Problem to solve
Please print each record exactly, omitting none of them.

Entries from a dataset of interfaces
BEGIN

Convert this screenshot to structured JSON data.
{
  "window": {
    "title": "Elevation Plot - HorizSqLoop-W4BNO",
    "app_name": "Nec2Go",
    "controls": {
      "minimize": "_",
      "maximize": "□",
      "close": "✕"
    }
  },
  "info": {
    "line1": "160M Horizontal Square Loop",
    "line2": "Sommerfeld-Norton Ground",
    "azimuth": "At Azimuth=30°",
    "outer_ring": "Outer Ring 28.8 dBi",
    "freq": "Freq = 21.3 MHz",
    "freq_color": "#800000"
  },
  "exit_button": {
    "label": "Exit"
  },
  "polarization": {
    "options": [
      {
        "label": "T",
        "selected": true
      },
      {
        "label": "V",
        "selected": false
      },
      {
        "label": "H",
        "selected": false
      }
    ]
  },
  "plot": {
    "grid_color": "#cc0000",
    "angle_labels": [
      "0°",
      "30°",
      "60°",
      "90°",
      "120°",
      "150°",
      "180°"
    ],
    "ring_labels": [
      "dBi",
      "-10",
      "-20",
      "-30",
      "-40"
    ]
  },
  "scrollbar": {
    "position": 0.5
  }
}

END

Response area
Convert this screenshot to structured JSON data.
{
  "window": {
    "title": "Elevation Plot - HorizSqLoop-W4BNO",
    "app_name": "Nec2Go",
    "controls": {
      "minimize": "_",
      "maximize": "□",
      "close": "✕"
    }
  },
  "info": {
    "line1": "160M Horizontal Square Loop",
    "line2": "Sommerfeld-Norton Ground",
    "azimuth": "At Azimuth=30°",
    "outer_ring": "Outer Ring 28.8 dBi",
    "freq": "Freq = 21.3 MHz",
    "freq_color": "#800000"
  },
  "exit_button": {
    "label": "Exit"
  },
  "polarization": {
    "options": [
      {
        "label": "T",
        "selected": true
      },
      {
        "label": "V",
        "selected": false
      },
      {
        "label": "H",
        "selected": false
      }
    ]
  },
  "plot": {
    "grid_color": "#cc0000",
    "angle_labels": [
      "0°",
      "30°",
      "60°",
      "90°",
      "120°",
      "150°",
      "180°"
    ],
    "ring_labels": [
      "dBi",
      "-10",
      "-20",
      "-30",
      "-40"
    ]
  },
  "scrollbar": {
    "position": 0.5
  }
}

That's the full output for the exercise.